TASK STATEMENT:
For every entry that follows, return an identical copy.

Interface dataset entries
────

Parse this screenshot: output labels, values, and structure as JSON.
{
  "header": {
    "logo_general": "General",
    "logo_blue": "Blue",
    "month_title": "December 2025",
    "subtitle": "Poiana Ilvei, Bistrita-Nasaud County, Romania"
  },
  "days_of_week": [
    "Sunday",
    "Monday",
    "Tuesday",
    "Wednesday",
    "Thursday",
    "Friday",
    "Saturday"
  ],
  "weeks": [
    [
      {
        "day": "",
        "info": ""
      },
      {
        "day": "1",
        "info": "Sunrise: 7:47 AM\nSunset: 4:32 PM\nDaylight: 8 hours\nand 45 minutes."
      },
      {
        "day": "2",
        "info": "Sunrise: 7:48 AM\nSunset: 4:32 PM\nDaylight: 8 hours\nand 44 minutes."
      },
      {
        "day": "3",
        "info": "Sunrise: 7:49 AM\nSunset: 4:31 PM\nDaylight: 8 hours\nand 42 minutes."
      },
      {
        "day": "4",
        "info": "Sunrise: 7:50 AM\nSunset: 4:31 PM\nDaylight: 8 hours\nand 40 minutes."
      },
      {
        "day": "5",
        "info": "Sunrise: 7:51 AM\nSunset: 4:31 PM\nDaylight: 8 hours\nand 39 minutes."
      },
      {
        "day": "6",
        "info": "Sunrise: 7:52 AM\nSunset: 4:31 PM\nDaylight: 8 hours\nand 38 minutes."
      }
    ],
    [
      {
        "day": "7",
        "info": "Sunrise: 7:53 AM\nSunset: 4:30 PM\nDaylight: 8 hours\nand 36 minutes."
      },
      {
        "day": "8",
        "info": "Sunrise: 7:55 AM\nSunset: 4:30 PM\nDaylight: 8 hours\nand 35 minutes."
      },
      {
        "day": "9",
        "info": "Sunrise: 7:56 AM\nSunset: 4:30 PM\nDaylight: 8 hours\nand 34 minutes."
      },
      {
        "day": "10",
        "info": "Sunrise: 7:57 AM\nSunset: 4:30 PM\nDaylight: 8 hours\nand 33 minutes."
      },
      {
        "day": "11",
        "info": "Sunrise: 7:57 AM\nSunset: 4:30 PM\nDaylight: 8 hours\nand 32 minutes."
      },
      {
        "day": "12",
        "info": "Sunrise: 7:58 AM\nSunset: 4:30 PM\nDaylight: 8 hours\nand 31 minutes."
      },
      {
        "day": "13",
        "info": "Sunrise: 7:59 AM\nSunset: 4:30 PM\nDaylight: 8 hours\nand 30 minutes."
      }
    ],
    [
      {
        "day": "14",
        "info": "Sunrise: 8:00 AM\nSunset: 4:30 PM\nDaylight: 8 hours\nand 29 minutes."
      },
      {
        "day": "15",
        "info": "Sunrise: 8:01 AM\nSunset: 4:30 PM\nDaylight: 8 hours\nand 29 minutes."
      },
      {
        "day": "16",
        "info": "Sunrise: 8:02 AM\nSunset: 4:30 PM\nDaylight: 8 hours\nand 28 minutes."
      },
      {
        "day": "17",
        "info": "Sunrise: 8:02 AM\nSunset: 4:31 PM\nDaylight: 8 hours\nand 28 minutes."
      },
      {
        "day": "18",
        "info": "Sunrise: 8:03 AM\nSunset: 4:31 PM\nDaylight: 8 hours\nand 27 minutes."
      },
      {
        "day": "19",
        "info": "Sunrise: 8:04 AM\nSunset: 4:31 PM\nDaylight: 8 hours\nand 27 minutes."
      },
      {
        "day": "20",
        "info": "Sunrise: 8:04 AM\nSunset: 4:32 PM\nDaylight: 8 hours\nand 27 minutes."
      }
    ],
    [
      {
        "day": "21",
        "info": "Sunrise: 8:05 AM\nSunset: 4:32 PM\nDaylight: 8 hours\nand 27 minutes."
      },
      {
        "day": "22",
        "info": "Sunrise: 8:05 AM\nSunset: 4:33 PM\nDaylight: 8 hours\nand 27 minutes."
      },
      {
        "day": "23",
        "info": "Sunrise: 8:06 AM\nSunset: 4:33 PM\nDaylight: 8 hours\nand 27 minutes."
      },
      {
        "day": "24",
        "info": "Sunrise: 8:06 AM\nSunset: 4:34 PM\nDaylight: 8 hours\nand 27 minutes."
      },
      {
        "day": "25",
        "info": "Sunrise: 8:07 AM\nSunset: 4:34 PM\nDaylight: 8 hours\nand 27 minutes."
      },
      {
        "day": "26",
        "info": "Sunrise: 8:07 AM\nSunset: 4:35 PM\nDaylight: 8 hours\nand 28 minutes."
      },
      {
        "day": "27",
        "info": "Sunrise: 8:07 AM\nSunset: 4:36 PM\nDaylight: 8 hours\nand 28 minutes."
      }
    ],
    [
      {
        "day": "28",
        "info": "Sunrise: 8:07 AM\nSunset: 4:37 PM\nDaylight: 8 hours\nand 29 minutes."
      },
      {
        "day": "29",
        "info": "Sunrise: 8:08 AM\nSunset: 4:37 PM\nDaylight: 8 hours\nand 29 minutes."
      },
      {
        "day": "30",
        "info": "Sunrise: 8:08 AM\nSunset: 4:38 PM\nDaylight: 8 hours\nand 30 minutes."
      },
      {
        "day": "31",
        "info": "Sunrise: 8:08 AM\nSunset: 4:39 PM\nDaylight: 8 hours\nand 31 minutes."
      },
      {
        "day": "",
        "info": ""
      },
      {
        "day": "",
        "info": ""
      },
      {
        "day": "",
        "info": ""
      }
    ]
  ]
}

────

RESULT OF THE TASK:
Parse this screenshot: output labels, values, and structure as JSON.
{
  "header": {
    "logo_general": "General",
    "logo_blue": "Blue",
    "month_title": "December 2025",
    "subtitle": "Poiana Ilvei, Bistrita-Nasaud County, Romania"
  },
  "days_of_week": [
    "Sunday",
    "Monday",
    "Tuesday",
    "Wednesday",
    "Thursday",
    "Friday",
    "Saturday"
  ],
  "weeks": [
    [
      {
        "day": "",
        "info": ""
      },
      {
        "day": "1",
        "info": "Sunrise: 7:47 AM\nSunset: 4:32 PM\nDaylight: 8 hours\nand 45 minutes."
      },
      {
        "day": "2",
        "info": "Sunrise: 7:48 AM\nSunset: 4:32 PM\nDaylight: 8 hours\nand 44 minutes."
      },
      {
        "day": "3",
        "info": "Sunrise: 7:49 AM\nSunset: 4:31 PM\nDaylight: 8 hours\nand 42 minutes."
      },
      {
        "day": "4",
        "info": "Sunrise: 7:50 AM\nSunset: 4:31 PM\nDaylight: 8 hours\nand 40 minutes."
      },
      {
        "day": "5",
        "info": "Sunrise: 7:51 AM\nSunset: 4:31 PM\nDaylight: 8 hours\nand 39 minutes."
      },
      {
        "day": "6",
        "info": "Sunrise: 7:52 AM\nSunset: 4:31 PM\nDaylight: 8 hours\nand 38 minutes."
      }
    ],
    [
      {
        "day": "7",
        "info": "Sunrise: 7:53 AM\nSunset: 4:30 PM\nDaylight: 8 hours\nand 36 minutes."
      },
      {
        "day": "8",
        "info": "Sunrise: 7:55 AM\nSunset: 4:30 PM\nDaylight: 8 hours\nand 35 minutes."
      },
      {
        "day": "9",
        "info": "Sunrise: 7:56 AM\nSunset: 4:30 PM\nDaylight: 8 hours\nand 34 minutes."
      },
      {
        "day": "10",
        "info": "Sunrise: 7:57 AM\nSunset: 4:30 PM\nDaylight: 8 hours\nand 33 minutes."
      },
      {
        "day": "11",
        "info": "Sunrise: 7:57 AM\nSunset: 4:30 PM\nDaylight: 8 hours\nand 32 minutes."
      },
      {
        "day": "12",
        "info": "Sunrise: 7:58 AM\nSunset: 4:30 PM\nDaylight: 8 hours\nand 31 minutes."
      },
      {
        "day": "13",
        "info": "Sunrise: 7:59 AM\nSunset: 4:30 PM\nDaylight: 8 hours\nand 30 minutes."
      }
    ],
    [
      {
        "day": "14",
        "info": "Sunrise: 8:00 AM\nSunset: 4:30 PM\nDaylight: 8 hours\nand 29 minutes."
      },
      {
        "day": "15",
        "info": "Sunrise: 8:01 AM\nSunset: 4:30 PM\nDaylight: 8 hours\nand 29 minutes."
      },
      {
        "day": "16",
        "info": "Sunrise: 8:02 AM\nSunset: 4:30 PM\nDaylight: 8 hours\nand 28 minutes."
      },
      {
        "day": "17",
        "info": "Sunrise: 8:02 AM\nSunset: 4:31 PM\nDaylight: 8 hours\nand 28 minutes."
      },
      {
        "day": "18",
        "info": "Sunrise: 8:03 AM\nSunset: 4:31 PM\nDaylight: 8 hours\nand 27 minutes."
      },
      {
        "day": "19",
        "info": "Sunrise: 8:04 AM\nSunset: 4:31 PM\nDaylight: 8 hours\nand 27 minutes."
      },
      {
        "day": "20",
        "info": "Sunrise: 8:04 AM\nSunset: 4:32 PM\nDaylight: 8 hours\nand 27 minutes."
      }
    ],
    [
      {
        "day": "21",
        "info": "Sunrise: 8:05 AM\nSunset: 4:32 PM\nDaylight: 8 hours\nand 27 minutes."
      },
      {
        "day": "22",
        "info": "Sunrise: 8:05 AM\nSunset: 4:33 PM\nDaylight: 8 hours\nand 27 minutes."
      },
      {
        "day": "23",
        "info": "Sunrise: 8:06 AM\nSunset: 4:33 PM\nDaylight: 8 hours\nand 27 minutes."
      },
      {
        "day": "24",
        "info": "Sunrise: 8:06 AM\nSunset: 4:34 PM\nDaylight: 8 hours\nand 27 minutes."
      },
      {
        "day": "25",
        "info": "Sunrise: 8:07 AM\nSunset: 4:34 PM\nDaylight: 8 hours\nand 27 minutes."
      },
      {
        "day": "26",
        "info": "Sunrise: 8:07 AM\nSunset: 4:35 PM\nDaylight: 8 hours\nand 28 minutes."
      },
      {
        "day": "27",
        "info": "Sunrise: 8:07 AM\nSunset: 4:36 PM\nDaylight: 8 hours\nand 28 minutes."
      }
    ],
    [
      {
        "day": "28",
        "info": "Sunrise: 8:07 AM\nSunset: 4:37 PM\nDaylight: 8 hours\nand 29 minutes."
      },
      {
        "day": "29",
        "info": "Sunrise: 8:08 AM\nSunset: 4:37 PM\nDaylight: 8 hours\nand 29 minutes."
      },
      {
        "day": "30",
        "info": "Sunrise: 8:08 AM\nSunset: 4:38 PM\nDaylight: 8 hours\nand 30 minutes."
      },
      {
        "day": "31",
        "info": "Sunrise: 8:08 AM\nSunset: 4:39 PM\nDaylight: 8 hours\nand 31 minutes."
      },
      {
        "day": "",
        "info": ""
      },
      {
        "day": "",
        "info": ""
      },
      {
        "day": "",
        "info": ""
      }
    ]
  ]
}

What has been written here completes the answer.